- Task to carry out -
Retype every entry exactly, down to the last character.

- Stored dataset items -
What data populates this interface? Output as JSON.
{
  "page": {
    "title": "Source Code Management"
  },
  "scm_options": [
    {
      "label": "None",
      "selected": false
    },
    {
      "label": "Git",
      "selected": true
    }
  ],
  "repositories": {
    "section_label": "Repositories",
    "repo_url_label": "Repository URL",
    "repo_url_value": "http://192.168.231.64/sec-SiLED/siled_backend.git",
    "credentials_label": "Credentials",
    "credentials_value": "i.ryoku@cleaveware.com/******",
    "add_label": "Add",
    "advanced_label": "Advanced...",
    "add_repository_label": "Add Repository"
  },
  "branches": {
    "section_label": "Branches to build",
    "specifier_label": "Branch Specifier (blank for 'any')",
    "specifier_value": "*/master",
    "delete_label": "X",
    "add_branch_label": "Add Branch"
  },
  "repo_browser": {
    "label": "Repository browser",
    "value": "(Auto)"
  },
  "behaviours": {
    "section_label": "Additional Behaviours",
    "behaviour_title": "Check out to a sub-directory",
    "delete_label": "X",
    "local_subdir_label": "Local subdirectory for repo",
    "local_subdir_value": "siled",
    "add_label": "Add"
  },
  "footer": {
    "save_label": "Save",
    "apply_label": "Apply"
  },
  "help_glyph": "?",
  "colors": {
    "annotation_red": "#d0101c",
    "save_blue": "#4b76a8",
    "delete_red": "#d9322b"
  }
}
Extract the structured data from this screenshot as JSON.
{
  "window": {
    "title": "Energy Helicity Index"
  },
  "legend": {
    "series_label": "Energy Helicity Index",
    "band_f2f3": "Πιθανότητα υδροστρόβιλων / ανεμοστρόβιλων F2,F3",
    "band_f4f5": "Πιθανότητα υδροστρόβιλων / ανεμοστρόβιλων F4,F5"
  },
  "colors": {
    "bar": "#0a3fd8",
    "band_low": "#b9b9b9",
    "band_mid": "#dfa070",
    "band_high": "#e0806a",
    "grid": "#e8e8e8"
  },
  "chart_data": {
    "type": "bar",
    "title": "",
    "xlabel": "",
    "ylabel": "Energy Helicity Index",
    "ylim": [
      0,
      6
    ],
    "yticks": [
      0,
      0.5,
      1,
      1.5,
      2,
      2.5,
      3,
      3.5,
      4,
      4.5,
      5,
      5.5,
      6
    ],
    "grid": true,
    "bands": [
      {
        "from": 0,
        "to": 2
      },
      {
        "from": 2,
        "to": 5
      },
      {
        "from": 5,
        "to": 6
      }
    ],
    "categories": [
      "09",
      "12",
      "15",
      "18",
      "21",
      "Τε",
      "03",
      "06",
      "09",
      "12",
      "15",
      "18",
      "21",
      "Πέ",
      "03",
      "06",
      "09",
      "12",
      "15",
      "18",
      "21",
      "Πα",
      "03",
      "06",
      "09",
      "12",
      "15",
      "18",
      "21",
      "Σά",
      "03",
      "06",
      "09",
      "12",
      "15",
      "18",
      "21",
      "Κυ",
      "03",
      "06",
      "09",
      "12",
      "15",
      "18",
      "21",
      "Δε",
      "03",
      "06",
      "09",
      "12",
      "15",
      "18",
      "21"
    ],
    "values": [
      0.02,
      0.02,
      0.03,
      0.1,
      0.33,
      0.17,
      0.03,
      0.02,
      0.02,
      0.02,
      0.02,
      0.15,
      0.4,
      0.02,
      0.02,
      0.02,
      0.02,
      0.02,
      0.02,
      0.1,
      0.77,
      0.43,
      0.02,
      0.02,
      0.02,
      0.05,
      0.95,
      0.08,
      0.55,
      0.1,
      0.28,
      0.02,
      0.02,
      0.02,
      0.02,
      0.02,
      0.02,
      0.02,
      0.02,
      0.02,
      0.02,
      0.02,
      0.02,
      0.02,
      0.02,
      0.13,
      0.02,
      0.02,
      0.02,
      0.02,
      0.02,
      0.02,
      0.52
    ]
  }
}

- Exercise result -
What data populates this interface? Output as JSON.
{
  "page": {
    "title": "Source Code Management"
  },
  "scm_options": [
    {
      "label": "None",
      "selected": false
    },
    {
      "label": "Git",
      "selected": true
    }
  ],
  "repositories": {
    "section_label": "Repositories",
    "repo_url_label": "Repository URL",
    "repo_url_value": "http://192.168.231.64/sec-SiLED/siled_backend.git",
    "credentials_label": "Credentials",
    "credentials_value": "i.ryoku@cleaveware.com/******",
    "add_label": "Add",
    "advanced_label": "Advanced...",
    "add_repository_label": "Add Repository"
  },
  "branches": {
    "section_label": "Branches to build",
    "specifier_label": "Branch Specifier (blank for 'any')",
    "specifier_value": "*/master",
    "delete_label": "X",
    "add_branch_label": "Add Branch"
  },
  "repo_browser": {
    "label": "Repository browser",
    "value": "(Auto)"
  },
  "behaviours": {
    "section_label": "Additional Behaviours",
    "behaviour_title": "Check out to a sub-directory",
    "delete_label": "X",
    "local_subdir_label": "Local subdirectory for repo",
    "local_subdir_value": "siled",
    "add_label": "Add"
  },
  "footer": {
    "save_label": "Save",
    "apply_label": "Apply"
  },
  "help_glyph": "?",
  "colors": {
    "annotation_red": "#d0101c",
    "save_blue": "#4b76a8",
    "delete_red": "#d9322b"
  }
}
Extract the structured data from this screenshot as JSON.
{
  "window": {
    "title": "Energy Helicity Index"
  },
  "legend": {
    "series_label": "Energy Helicity Index",
    "band_f2f3": "Πιθανότητα υδροστρόβιλων / ανεμοστρόβιλων F2,F3",
    "band_f4f5": "Πιθανότητα υδροστρόβιλων / ανεμοστρόβιλων F4,F5"
  },
  "colors": {
    "bar": "#0a3fd8",
    "band_low": "#b9b9b9",
    "band_mid": "#dfa070",
    "band_high": "#e0806a",
    "grid": "#e8e8e8"
  },
  "chart_data": {
    "type": "bar",
    "title": "",
    "xlabel": "",
    "ylabel": "Energy Helicity Index",
    "ylim": [
      0,
      6
    ],
    "yticks": [
      0,
      0.5,
      1,
      1.5,
      2,
      2.5,
      3,
      3.5,
      4,
      4.5,
      5,
      5.5,
      6
    ],
    "grid": true,
    "bands": [
      {
        "from": 0,
        "to": 2
      },
      {
        "from": 2,
        "to": 5
      },
      {
        "from": 5,
        "to": 6
      }
    ],
    "categories": [
      "09",
      "12",
      "15",
      "18",
      "21",
      "Τε",
      "03",
      "06",
      "09",
      "12",
      "15",
      "18",
      "21",
      "Πέ",
      "03",
      "06",
      "09",
      "12",
      "15",
      "18",
      "21",
      "Πα",
      "03",
      "06",
      "09",
      "12",
      "15",
      "18",
      "21",
      "Σά",
      "03",
      "06",
      "09",
      "12",
      "15",
      "18",
      "21",
      "Κυ",
      "03",
      "06",
      "09",
      "12",
      "15",
      "18",
      "21",
      "Δε",
      "03",
      "06",
      "09",
      "12",
      "15",
      "18",
      "21"
    ],
    "values": [
      0.02,
      0.02,
      0.03,
      0.1,
      0.33,
      0.17,
      0.03,
      0.02,
      0.02,
      0.02,
      0.02,
      0.15,
      0.4,
      0.02,
      0.02,
      0.02,
      0.02,
      0.02,
      0.02,
      0.1,
      0.77,
      0.43,
      0.02,
      0.02,
      0.02,
      0.05,
      0.95,
      0.08,
      0.55,
      0.1,
      0.28,
      0.02,
      0.02,
      0.02,
      0.02,
      0.02,
      0.02,
      0.02,
      0.02,
      0.02,
      0.02,
      0.02,
      0.02,
      0.02,
      0.02,
      0.13,
      0.02,
      0.02,
      0.02,
      0.02,
      0.02,
      0.02,
      0.52
    ]
  }
}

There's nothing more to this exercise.